Did you have a chance to sunbathe and swim in the sea?
Just a little. I like the Crimea but it’s much better there in spring than in summer, when there are still not too many people there, not so much garbage strewn around. Even the sea and the air seem to be cleaner. Artek is well known in Ukraine as a resort with children camps. I had not been there before and it was interesting to take a look. In the soviet times, it was considered to be something special — a great privilege for kids to go there. Frankly, I was not impressed with what I saw. Only some of the places in Artek looked modern and well-taken care of.
Did you perform a special programme or your usual stuff? With all those political hints?
Yes, our usual stuff. Our audiences were quite grown-up anyway. Songs are a way of expressing myself the way I want to express myself. I find it important to be able to express my thoughts and ideas through my songs. However, I do not think in terms of advancing our group’s popularity through political content of some of our songs. Besides, I would not call it really something political — our songs are rather patriotic than political.
Do you find your songs may help people to become aware of their national identity?
Probably, to some extent. Patriotism and national awareness are closely related things. If our songs help someone to discover their national identity it’s great, but it’s not something that we aim at musically.
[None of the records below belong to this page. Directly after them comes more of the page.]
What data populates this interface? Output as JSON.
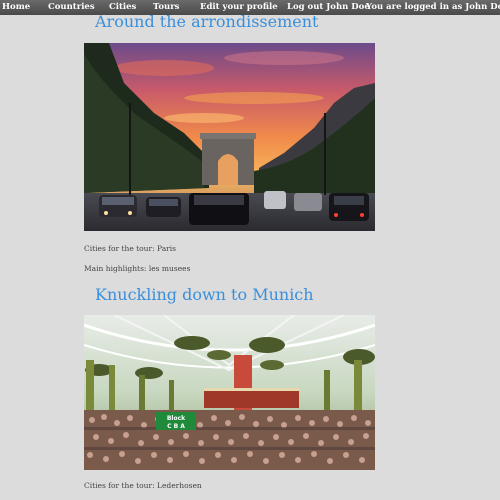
{
  "nav": {
    "items": [
      "Home",
      "Countries",
      "Cities",
      "Tours",
      "Edit your profile",
      "Log out John Doe",
      "You are logged in as John Doe"
    ]
  },
  "tours": [
    {
      "title": "Around the arrondissement",
      "image_alt": "Arc de Triomphe at sunset",
      "cities_label": "Cities for the tour: Paris",
      "highlights_label": "Main highlights: les musees"
    },
    {
      "title": "Knuckling down to Munich",
      "image_alt": "Oktoberfest beer tent",
      "sign_text": "Block C B A",
      "cities_label": "Cities for the tour: Lederhosen"
    }
  ],
  "colors": {
    "nav_bg": "#555555",
    "page_bg": "#dcdcdc",
    "title": "#3a8fdc"
  }
}
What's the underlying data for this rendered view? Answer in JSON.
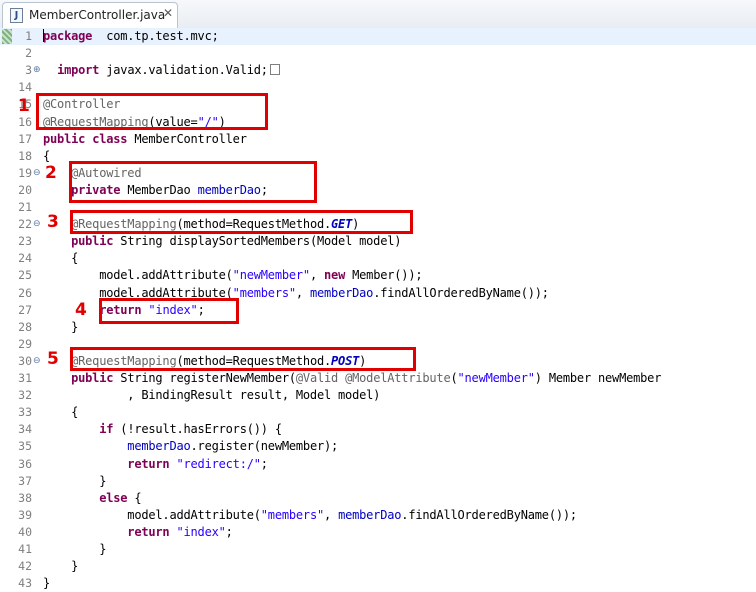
{
  "tab": {
    "label": "MemberController.java",
    "close": "✕",
    "icon_letter": "J"
  },
  "lines": [
    {
      "n": "1",
      "fold": "",
      "parts": [
        [
          "caret",
          ""
        ],
        [
          "kw",
          "package"
        ],
        [
          "",
          "  com.tp.test.mvc;"
        ]
      ]
    },
    {
      "n": "2",
      "fold": "",
      "parts": []
    },
    {
      "n": "3",
      "fold": "⊕",
      "parts": [
        [
          "",
          "  "
        ],
        [
          "kw",
          "import"
        ],
        [
          "",
          " javax.validation.Valid;"
        ],
        [
          "foldbox",
          ""
        ]
      ]
    },
    {
      "n": "14",
      "fold": "",
      "parts": []
    },
    {
      "n": "15",
      "fold": "",
      "parts": [
        [
          "an",
          "@Controller"
        ]
      ]
    },
    {
      "n": "16",
      "fold": "",
      "parts": [
        [
          "an",
          "@RequestMapping"
        ],
        [
          "",
          "(value="
        ],
        [
          "str",
          "\"/\""
        ],
        [
          "",
          ")"
        ]
      ]
    },
    {
      "n": "17",
      "fold": "",
      "parts": [
        [
          "kw",
          "public"
        ],
        [
          "",
          " "
        ],
        [
          "kw",
          "class"
        ],
        [
          "",
          " MemberController"
        ]
      ]
    },
    {
      "n": "18",
      "fold": "",
      "parts": [
        [
          "",
          "{"
        ]
      ]
    },
    {
      "n": "19",
      "fold": "⊖",
      "parts": [
        [
          "",
          "    "
        ],
        [
          "an",
          "@Autowired"
        ]
      ]
    },
    {
      "n": "20",
      "fold": "",
      "parts": [
        [
          "",
          "    "
        ],
        [
          "kw",
          "private"
        ],
        [
          "",
          " MemberDao "
        ],
        [
          "fld",
          "memberDao"
        ],
        [
          "",
          ";"
        ]
      ]
    },
    {
      "n": "21",
      "fold": "",
      "parts": []
    },
    {
      "n": "22",
      "fold": "⊖",
      "parts": [
        [
          "",
          "    "
        ],
        [
          "an",
          "@RequestMapping"
        ],
        [
          "",
          "(method=RequestMethod."
        ],
        [
          "itk",
          "GET"
        ],
        [
          "",
          ")"
        ]
      ]
    },
    {
      "n": "23",
      "fold": "",
      "parts": [
        [
          "",
          "    "
        ],
        [
          "kw",
          "public"
        ],
        [
          "",
          " String displaySortedMembers(Model model)"
        ]
      ]
    },
    {
      "n": "24",
      "fold": "",
      "parts": [
        [
          "",
          "    {"
        ]
      ]
    },
    {
      "n": "25",
      "fold": "",
      "parts": [
        [
          "",
          "        model.addAttribute("
        ],
        [
          "str",
          "\"newMember\""
        ],
        [
          "",
          ", "
        ],
        [
          "kw",
          "new"
        ],
        [
          "",
          " Member());"
        ]
      ]
    },
    {
      "n": "26",
      "fold": "",
      "parts": [
        [
          "",
          "        model.addAttribute("
        ],
        [
          "str",
          "\"members\""
        ],
        [
          "",
          ", "
        ],
        [
          "fld",
          "memberDao"
        ],
        [
          "",
          ".findAllOrderedByName());"
        ]
      ]
    },
    {
      "n": "27",
      "fold": "",
      "parts": [
        [
          "",
          "        "
        ],
        [
          "kw",
          "return"
        ],
        [
          "",
          " "
        ],
        [
          "str",
          "\"index\""
        ],
        [
          "",
          ";"
        ]
      ]
    },
    {
      "n": "28",
      "fold": "",
      "parts": [
        [
          "",
          "    }"
        ]
      ]
    },
    {
      "n": "29",
      "fold": "",
      "parts": []
    },
    {
      "n": "30",
      "fold": "⊖",
      "parts": [
        [
          "",
          "    "
        ],
        [
          "an",
          "@RequestMapping"
        ],
        [
          "",
          "(method=RequestMethod."
        ],
        [
          "itk",
          "POST"
        ],
        [
          "",
          ")"
        ]
      ]
    },
    {
      "n": "31",
      "fold": "",
      "parts": [
        [
          "",
          "    "
        ],
        [
          "kw",
          "public"
        ],
        [
          "",
          " String registerNewMember("
        ],
        [
          "an",
          "@Valid"
        ],
        [
          "",
          " "
        ],
        [
          "an",
          "@ModelAttribute"
        ],
        [
          "",
          "("
        ],
        [
          "str",
          "\"newMember\""
        ],
        [
          "",
          ") Member newMember"
        ]
      ]
    },
    {
      "n": "32",
      "fold": "",
      "parts": [
        [
          "",
          "            , BindingResult result, Model model)"
        ]
      ]
    },
    {
      "n": "33",
      "fold": "",
      "parts": [
        [
          "",
          "    {"
        ]
      ]
    },
    {
      "n": "34",
      "fold": "",
      "parts": [
        [
          "",
          "        "
        ],
        [
          "kw",
          "if"
        ],
        [
          "",
          " (!result.hasErrors()) {"
        ]
      ]
    },
    {
      "n": "35",
      "fold": "",
      "parts": [
        [
          "",
          "            "
        ],
        [
          "fld",
          "memberDao"
        ],
        [
          "",
          ".register(newMember);"
        ]
      ]
    },
    {
      "n": "36",
      "fold": "",
      "parts": [
        [
          "",
          "            "
        ],
        [
          "kw",
          "return"
        ],
        [
          "",
          " "
        ],
        [
          "str",
          "\"redirect:/\""
        ],
        [
          "",
          ";"
        ]
      ]
    },
    {
      "n": "37",
      "fold": "",
      "parts": [
        [
          "",
          "        }"
        ]
      ]
    },
    {
      "n": "38",
      "fold": "",
      "parts": [
        [
          "",
          "        "
        ],
        [
          "kw",
          "else"
        ],
        [
          "",
          " {"
        ]
      ]
    },
    {
      "n": "39",
      "fold": "",
      "parts": [
        [
          "",
          "            model.addAttribute("
        ],
        [
          "str",
          "\"members\""
        ],
        [
          "",
          ", "
        ],
        [
          "fld",
          "memberDao"
        ],
        [
          "",
          ".findAllOrderedByName());"
        ]
      ]
    },
    {
      "n": "40",
      "fold": "",
      "parts": [
        [
          "",
          "            "
        ],
        [
          "kw",
          "return"
        ],
        [
          "",
          " "
        ],
        [
          "str",
          "\"index\""
        ],
        [
          "",
          ";"
        ]
      ]
    },
    {
      "n": "41",
      "fold": "",
      "parts": [
        [
          "",
          "        }"
        ]
      ]
    },
    {
      "n": "42",
      "fold": "",
      "parts": [
        [
          "",
          "    }"
        ]
      ]
    },
    {
      "n": "43",
      "fold": "",
      "parts": [
        [
          "",
          "}"
        ]
      ]
    }
  ],
  "annotations": [
    "1",
    "2",
    "3",
    "4",
    "5"
  ],
  "colors": {
    "annotation": "#e00000",
    "keyword": "#7f0055",
    "annotation_text": "#646464",
    "string": "#2a00ff",
    "field": "#0000c0",
    "current_line": "#e8f2fe"
  }
}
Our message is music and everything else that comes with it.[Prev][Contents][Next]